Yen, who turns 60 this year, said at the screening this writer attended that he is at a stage of his career where he is now treating every action movie as if it is his last.
His passion for this ambitious undertaking is obvious. Not only is Yen the project’s leading star and producer – alongside Wong Jing, a frequent collaborator since 2017’s Chasing the Dragon – but Sakra also marks the first directing credit that he officially takes in nearly two decades. Big Brother’s Kam Ka-wai lends a hand as a co-director.
Yen plays Qiao Feng, the loyal and righteous leader of the Beggars’ Gang, a martial arts organisation in the Han Chinese-dominated Northern Song dynasty (960-1127) in China. The character is one of the most memorable tragic heroes in all of Cha’s oeuvre.
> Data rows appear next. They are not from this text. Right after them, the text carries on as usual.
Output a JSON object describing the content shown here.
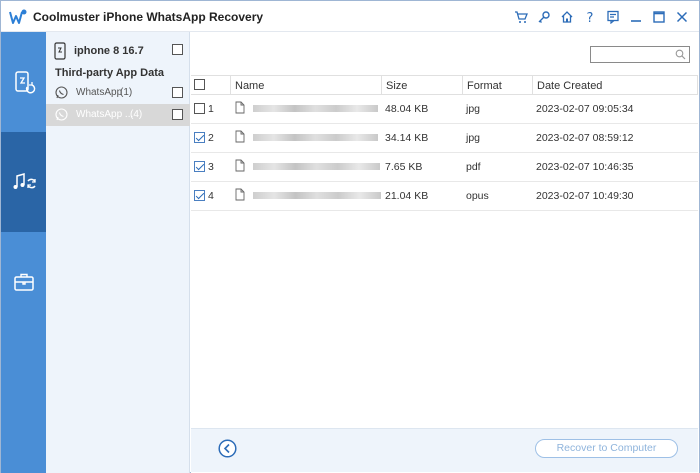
{
  "window": {
    "title": "Coolmuster iPhone WhatsApp Recovery",
    "titlebar_icons": [
      "cart-icon",
      "key-icon",
      "home-icon",
      "help-icon",
      "feedback-icon",
      "minimize-icon",
      "maximize-icon",
      "close-icon"
    ]
  },
  "nav": {
    "items": [
      {
        "icon": "phone-sync-icon",
        "active": false
      },
      {
        "icon": "music-sync-icon",
        "active": true
      },
      {
        "icon": "toolbox-icon",
        "active": false
      }
    ]
  },
  "device": {
    "name": "iphone 8 16.7",
    "section_title": "Third-party App Data",
    "apps": [
      {
        "label": "WhatsApp",
        "count": "(1)",
        "selected": false
      },
      {
        "label": "WhatsApp ...",
        "count": "(4)",
        "selected": true
      }
    ]
  },
  "search": {
    "placeholder": ""
  },
  "table": {
    "headers": {
      "name": "Name",
      "size": "Size",
      "format": "Format",
      "date": "Date Created"
    },
    "rows": [
      {
        "num": "1",
        "checked": false,
        "size": "48.04 KB",
        "format": "jpg",
        "date": "2023-02-07 09:05:34"
      },
      {
        "num": "2",
        "checked": true,
        "size": "34.14 KB",
        "format": "jpg",
        "date": "2023-02-07 08:59:12"
      },
      {
        "num": "3",
        "checked": true,
        "size": "7.65 KB",
        "format": "pdf",
        "date": "2023-02-07 10:46:35"
      },
      {
        "num": "4",
        "checked": true,
        "size": "21.04 KB",
        "format": "opus",
        "date": "2023-02-07 10:49:30"
      }
    ]
  },
  "footer": {
    "recover_label": "Recover to Computer"
  },
  "colors": {
    "nav_bg": "#4a8ed6",
    "nav_active": "#2a65a6",
    "panel_bg": "#eef4fb",
    "accent": "#2c6cb8"
  }
}
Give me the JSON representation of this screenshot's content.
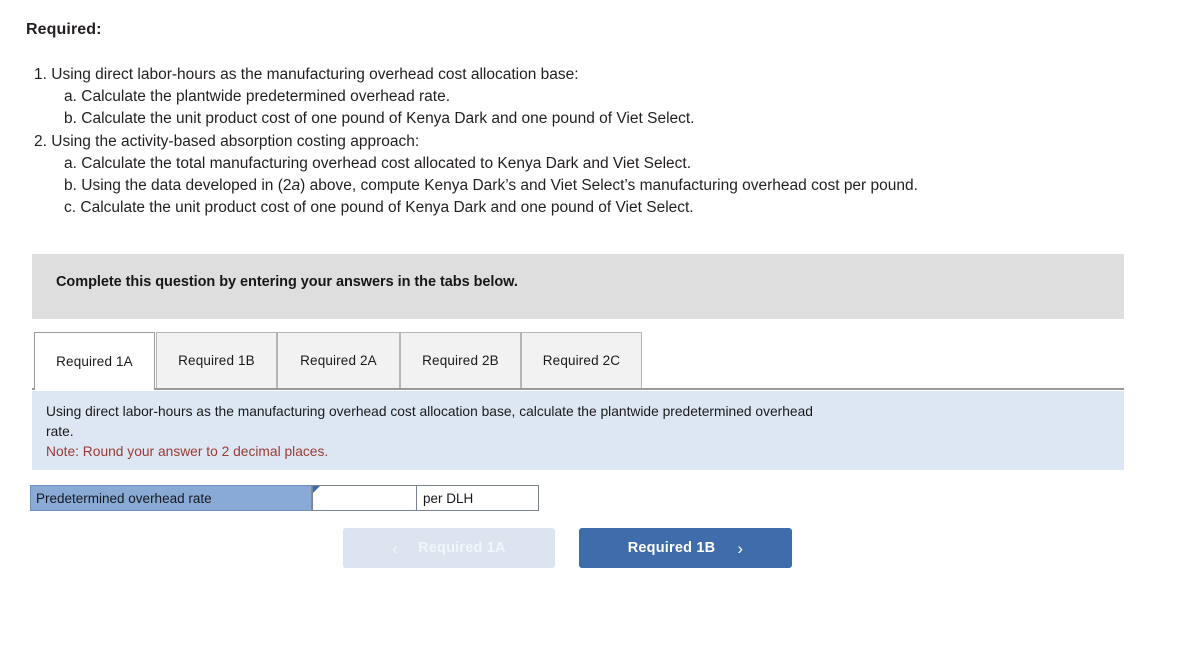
{
  "heading": "Required:",
  "requirements": [
    {
      "indent": 1,
      "prefix": "1.",
      "text": "Using direct labor-hours as the manufacturing overhead cost allocation base:"
    },
    {
      "indent": 2,
      "prefix": "a.",
      "text": "Calculate the plantwide predetermined overhead rate."
    },
    {
      "indent": 2,
      "prefix": "b.",
      "text": "Calculate the unit product cost of one pound of Kenya Dark and one pound of Viet Select."
    },
    {
      "indent": 1,
      "prefix": "2.",
      "text": "Using the activity-based absorption costing approach:"
    },
    {
      "indent": 2,
      "prefix": "a.",
      "text": "Calculate the total manufacturing overhead cost allocated to Kenya Dark and Viet Select."
    },
    {
      "indent": 2,
      "prefix": "b.",
      "text": "Using the data developed in (2a) above, compute Kenya Dark’s and Viet Select’s manufacturing overhead cost per pound.",
      "italic_segment": "a"
    },
    {
      "indent": 2,
      "prefix": "c.",
      "text": "Calculate the unit product cost of one pound of Kenya Dark and one pound of Viet Select."
    }
  ],
  "banner": {
    "text": "Complete this question by entering your answers in the tabs below."
  },
  "tabs": [
    {
      "label": "Required 1A",
      "active": true
    },
    {
      "label": "Required 1B",
      "active": false
    },
    {
      "label": "Required 2A",
      "active": false
    },
    {
      "label": "Required 2B",
      "active": false
    },
    {
      "label": "Required 2C",
      "active": false
    }
  ],
  "instruction": {
    "line1": "Using direct labor-hours as the manufacturing overhead cost allocation base, calculate the plantwide predetermined overhead",
    "line2": "rate.",
    "note": "Note: Round your answer to 2 decimal places."
  },
  "answer": {
    "label": "Predetermined overhead rate",
    "value": "",
    "placeholder": "",
    "unit": "per DLH"
  },
  "nav": {
    "prev_label": "Required 1A",
    "prev_chevron": "‹",
    "next_label": "Required 1B",
    "next_chevron": "›"
  },
  "colors": {
    "banner_bg": "#dedede",
    "instruction_bg": "#dce7f3",
    "note_text": "#9c3a32",
    "label_cell_bg": "#8aaad6",
    "next_button_bg": "#3f6cab",
    "prev_button_bg": "#dbe4ef",
    "cursor_flag": "#3a6cb3"
  }
}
Qiao, taken in as an abandoned baby and raised by a Han Chinese couple, grows up to become an extremely powerful martial artist who has repeatedly led his sect to victory in battles to defend their homeland against the foreign invaders from the north.
Early in Sakra, Qiao’s fate as a misunderstood hero is sealed when his identity as a descendant of Khitan nomads – the very people he has spent his life fighting – a fact he is oblivious to, is revealed. Then he is framed for the murders of the second-in-command of the Beggars’ Gang, his own adoptive parents and his teacher in the Shaolin Temple.
The film clocks in at 130 minutes and its sprawling narrative follows Qiao as he leaves everyone behind to investigate the truth about his birth parents, as well as the murders pinned on him, only to inadvertently fall for Zhu (Chen Yuqi), a servant girl – and, handily, a master face-swapper – from the villainous Murong clan.
One of the book’s most famous scenes, in which Qiao walks right into a council meeting held by his former allies and long-time enemies, who are all swearing to kill him, is brought to particularly bloody life.
But, like many previous adaptations that have tried to distil the epic scope of Cha’s novels into a neatly packaged movie, Sakra comes up short when it tries to meaningfully weave in the great number of characters from the original story.
The hugely influential role of Qiao’s father (also played by Yen in brief scenes) is most confusingly presented, and several characters portrayed by supposedly principal cast members – such as Kara Wai Ying-hung and Cya Liu Ya-se as Zhu’s birth mother and sister – are reduced to mere afterthoughts in the unevenly paced film.
Sakra may prove a far more satisfying experience to viewers already familiar with Cha’s Buddhist-inspired story – but even for the uninitiated, Yen’s valiant attempt at wuxia filmmaking should still offer a diverting enough experience at the cinema.